I am hugely looking forward to attending Financial News’ 10th annual FN100 Most Influential Women in European Finance dinner in London this evening. It will be a night of celebration as we recognize the progress our industry has seen over the last decade on gender diversity. But also a reflection as despite the corporate and political rhetoric, alongside the proven business case for diversity, we still have a long way to go.
I read an interesting report in July 2016 from European Women on Boards (EWoB) which investigated gender diversity of European boardrooms. It stated the percentage of women on the boards of the largest 600 European listed companies has increased from an average of 13.9% to 25% in five years. This is great, but just 25%? It needs to be 50% – an even balance of both genders. So how can we achieve this?
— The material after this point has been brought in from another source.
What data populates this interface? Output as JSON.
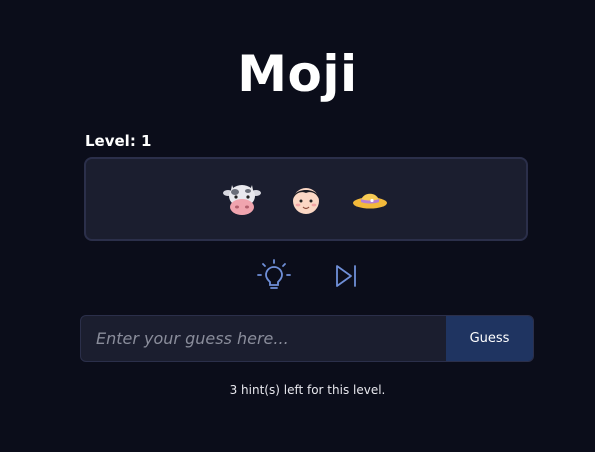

Diversity needs to extend far beyond the enforced quotas seen for boardrooms in locations like Belgium, Germany, and Norway. In banking and financial services, the talent pool can be limited and historically has not attracted women and people from diverse backgrounds in significant numbers. Clearly, there is a need for change, action, activism and continued advocacy.
There is a much bigger issue at play here though than forcing companies to adhere to gender quotas. When speaking to recruitment consultants about senior positions we are seeking to fill and insisting on seeing a diverse range of candidates, there is one common theme emerging across all European states. There simply aren’t enough women in the financial services industry to be considered for these top positions.
This is the issue which concerns me most; particularly when we think about the increasing importance of good corporate governance and risk management in banking. Risk, of course, as a topic lends itself to the diversity debate as it is widely recognized that men and women approach business differently.
Single-sex management boards are unlikely to have particularly varied opinions which can accidentally lead to ‘groupthink’, with opinions left unchallenged. Whereas gender collaboration can lead to more informed decisions and astute risk management.
The good news is many European companies continue to sharpen their focus on developing their executive leadership pipeline for women, independent of governmental legislation. They are setting targets and implementing measurement frameworks to monitor and report on progress.
That being said, I think the opportunity and need is greater than this. We need to create a deep pool of diverse talent from graduates to the top. Not just executive leadership pipelines. Change must start within the education system; with young women shown what a great career they could have in financial services. With financial institutions following this with a diverse recruitment philosophy at entry level, complemented by supportive policies that allow all their best talent to thrive.
Europe’s number one priority, as clearly outlined in the European Commission’s ‘Europe 2020’ strategy, is seeing a return to smart, sustainable and inclusive economic growth. If Europe is to achieve this, businesses need to tap wider diverse talent pools. And with the rise of technology and ‘cooler’ sectors, financial institutions in particular need to fight harder to attract the brightest minds. Attracting and retaining talent from 100% of the workforce – as opposed to just 50%.
It’s the only way our industry and European business in general, will be successful.